WHAT THE EXERCISE ASKS -
Your answer must be every line of the data that holds the string "geen".

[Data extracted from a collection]
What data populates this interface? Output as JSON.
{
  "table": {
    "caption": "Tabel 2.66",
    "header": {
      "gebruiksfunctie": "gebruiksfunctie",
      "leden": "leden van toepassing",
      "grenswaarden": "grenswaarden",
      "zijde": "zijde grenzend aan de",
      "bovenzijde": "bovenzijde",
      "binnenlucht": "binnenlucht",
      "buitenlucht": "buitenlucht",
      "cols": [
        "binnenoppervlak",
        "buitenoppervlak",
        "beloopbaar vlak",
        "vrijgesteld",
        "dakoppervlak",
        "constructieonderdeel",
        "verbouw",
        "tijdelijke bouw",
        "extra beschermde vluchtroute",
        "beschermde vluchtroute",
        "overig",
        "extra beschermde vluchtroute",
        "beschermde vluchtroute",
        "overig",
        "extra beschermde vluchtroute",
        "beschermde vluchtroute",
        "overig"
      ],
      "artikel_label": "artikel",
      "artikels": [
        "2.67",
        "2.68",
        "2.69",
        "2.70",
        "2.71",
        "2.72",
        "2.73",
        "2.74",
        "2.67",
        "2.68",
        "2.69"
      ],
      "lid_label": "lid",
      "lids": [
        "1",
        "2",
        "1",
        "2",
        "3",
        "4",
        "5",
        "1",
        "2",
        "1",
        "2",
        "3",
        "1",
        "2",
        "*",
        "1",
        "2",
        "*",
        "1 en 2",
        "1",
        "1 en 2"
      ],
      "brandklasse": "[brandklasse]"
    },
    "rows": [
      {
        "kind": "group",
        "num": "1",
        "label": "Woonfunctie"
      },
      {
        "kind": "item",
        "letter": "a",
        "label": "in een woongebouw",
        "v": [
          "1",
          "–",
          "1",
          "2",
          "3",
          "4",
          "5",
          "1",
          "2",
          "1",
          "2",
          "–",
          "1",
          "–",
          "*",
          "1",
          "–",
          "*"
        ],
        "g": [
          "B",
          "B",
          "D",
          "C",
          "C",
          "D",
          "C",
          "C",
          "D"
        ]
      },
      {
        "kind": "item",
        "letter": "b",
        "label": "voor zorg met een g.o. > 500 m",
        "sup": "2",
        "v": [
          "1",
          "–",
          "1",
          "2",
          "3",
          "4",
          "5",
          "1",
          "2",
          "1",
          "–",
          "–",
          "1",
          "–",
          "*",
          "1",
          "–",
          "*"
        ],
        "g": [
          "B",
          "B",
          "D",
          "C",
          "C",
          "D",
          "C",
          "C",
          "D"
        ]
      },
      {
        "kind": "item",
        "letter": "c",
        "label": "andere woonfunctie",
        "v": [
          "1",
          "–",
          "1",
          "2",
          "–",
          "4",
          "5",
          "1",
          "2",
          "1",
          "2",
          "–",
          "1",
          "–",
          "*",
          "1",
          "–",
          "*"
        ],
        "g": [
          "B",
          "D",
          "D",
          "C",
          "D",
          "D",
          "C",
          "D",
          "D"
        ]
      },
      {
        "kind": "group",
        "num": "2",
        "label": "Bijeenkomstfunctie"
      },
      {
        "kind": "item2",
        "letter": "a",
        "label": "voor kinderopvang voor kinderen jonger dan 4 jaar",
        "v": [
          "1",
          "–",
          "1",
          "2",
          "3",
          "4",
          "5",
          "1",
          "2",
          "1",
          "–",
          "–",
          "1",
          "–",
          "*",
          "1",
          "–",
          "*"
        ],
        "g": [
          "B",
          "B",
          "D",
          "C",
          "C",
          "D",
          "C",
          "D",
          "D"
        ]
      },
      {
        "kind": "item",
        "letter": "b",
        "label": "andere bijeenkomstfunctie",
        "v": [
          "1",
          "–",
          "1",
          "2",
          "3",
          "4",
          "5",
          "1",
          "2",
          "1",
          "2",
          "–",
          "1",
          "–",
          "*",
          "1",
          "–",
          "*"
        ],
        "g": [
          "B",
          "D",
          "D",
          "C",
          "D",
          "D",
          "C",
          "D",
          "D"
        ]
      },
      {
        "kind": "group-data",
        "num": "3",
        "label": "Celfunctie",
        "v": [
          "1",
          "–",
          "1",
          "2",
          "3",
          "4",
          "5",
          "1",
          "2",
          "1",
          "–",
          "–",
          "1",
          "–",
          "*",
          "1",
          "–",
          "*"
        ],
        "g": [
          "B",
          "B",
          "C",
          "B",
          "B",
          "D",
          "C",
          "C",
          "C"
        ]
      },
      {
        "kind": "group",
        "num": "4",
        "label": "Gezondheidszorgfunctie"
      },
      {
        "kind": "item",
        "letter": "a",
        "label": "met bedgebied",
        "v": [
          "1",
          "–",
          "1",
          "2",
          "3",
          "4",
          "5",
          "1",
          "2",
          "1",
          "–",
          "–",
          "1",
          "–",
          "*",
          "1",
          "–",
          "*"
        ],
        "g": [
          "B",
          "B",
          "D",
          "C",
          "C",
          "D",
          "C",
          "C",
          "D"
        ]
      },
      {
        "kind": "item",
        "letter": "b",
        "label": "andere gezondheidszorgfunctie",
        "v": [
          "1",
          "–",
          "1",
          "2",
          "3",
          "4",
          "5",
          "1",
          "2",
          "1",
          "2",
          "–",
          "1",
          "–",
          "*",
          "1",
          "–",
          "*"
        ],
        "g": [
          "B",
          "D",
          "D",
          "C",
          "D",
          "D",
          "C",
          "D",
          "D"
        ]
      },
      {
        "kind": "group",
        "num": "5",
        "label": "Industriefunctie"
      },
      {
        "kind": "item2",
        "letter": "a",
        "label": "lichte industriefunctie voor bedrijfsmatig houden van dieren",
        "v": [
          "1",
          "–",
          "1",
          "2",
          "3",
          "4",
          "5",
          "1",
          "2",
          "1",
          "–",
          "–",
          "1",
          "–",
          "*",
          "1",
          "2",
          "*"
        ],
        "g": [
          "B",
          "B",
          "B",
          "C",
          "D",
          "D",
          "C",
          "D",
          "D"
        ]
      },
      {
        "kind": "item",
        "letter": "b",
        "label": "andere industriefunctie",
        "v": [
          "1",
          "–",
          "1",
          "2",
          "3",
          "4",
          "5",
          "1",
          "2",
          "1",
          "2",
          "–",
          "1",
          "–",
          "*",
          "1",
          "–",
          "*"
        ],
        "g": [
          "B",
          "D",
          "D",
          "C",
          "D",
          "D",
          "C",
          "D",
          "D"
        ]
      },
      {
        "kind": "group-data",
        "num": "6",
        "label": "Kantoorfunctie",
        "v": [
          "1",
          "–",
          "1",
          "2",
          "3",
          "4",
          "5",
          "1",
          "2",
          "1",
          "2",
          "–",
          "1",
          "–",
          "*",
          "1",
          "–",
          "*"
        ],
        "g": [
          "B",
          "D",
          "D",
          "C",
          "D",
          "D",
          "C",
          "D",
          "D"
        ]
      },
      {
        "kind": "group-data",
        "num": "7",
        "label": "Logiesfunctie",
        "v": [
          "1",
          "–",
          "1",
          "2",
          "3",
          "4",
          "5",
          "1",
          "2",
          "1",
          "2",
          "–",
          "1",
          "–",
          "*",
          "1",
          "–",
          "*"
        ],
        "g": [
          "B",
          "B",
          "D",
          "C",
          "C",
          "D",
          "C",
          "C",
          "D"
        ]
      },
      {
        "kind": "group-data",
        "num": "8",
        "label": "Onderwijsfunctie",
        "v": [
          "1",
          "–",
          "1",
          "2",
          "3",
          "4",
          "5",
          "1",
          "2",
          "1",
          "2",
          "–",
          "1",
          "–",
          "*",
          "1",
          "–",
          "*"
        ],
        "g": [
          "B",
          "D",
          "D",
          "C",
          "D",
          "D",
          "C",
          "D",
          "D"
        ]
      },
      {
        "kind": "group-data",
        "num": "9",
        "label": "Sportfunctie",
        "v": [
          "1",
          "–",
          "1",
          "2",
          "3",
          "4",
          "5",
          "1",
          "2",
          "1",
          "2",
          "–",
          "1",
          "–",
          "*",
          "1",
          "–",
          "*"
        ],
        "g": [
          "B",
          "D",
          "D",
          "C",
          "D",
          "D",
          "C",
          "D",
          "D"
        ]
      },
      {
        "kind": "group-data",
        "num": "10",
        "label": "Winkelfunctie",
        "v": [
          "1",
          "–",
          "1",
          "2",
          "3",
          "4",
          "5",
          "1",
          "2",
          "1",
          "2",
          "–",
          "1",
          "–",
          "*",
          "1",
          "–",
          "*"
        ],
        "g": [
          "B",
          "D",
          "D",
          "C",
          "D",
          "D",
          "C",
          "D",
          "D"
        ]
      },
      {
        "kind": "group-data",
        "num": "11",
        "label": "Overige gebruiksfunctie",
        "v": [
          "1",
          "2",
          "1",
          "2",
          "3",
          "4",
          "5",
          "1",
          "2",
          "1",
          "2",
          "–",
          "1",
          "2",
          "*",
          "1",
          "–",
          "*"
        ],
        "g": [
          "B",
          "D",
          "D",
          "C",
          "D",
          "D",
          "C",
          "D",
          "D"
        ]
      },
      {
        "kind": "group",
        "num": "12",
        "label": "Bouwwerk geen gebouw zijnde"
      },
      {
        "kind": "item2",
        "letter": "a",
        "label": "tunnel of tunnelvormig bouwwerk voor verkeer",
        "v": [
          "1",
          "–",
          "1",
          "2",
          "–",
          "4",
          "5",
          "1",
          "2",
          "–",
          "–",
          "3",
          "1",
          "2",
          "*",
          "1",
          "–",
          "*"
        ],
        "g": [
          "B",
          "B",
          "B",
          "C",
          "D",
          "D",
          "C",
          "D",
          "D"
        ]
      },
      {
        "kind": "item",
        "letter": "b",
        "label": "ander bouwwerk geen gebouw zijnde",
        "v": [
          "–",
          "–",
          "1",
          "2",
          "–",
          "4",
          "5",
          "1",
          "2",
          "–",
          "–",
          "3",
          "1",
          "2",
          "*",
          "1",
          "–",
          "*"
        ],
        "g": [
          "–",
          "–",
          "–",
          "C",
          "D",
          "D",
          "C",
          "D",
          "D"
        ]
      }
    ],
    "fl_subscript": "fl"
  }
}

ANSWER -
        "label": "Bouwwerk geen gebouw zijnde"
        "label": "ander bouwwerk geen gebouw zijnde",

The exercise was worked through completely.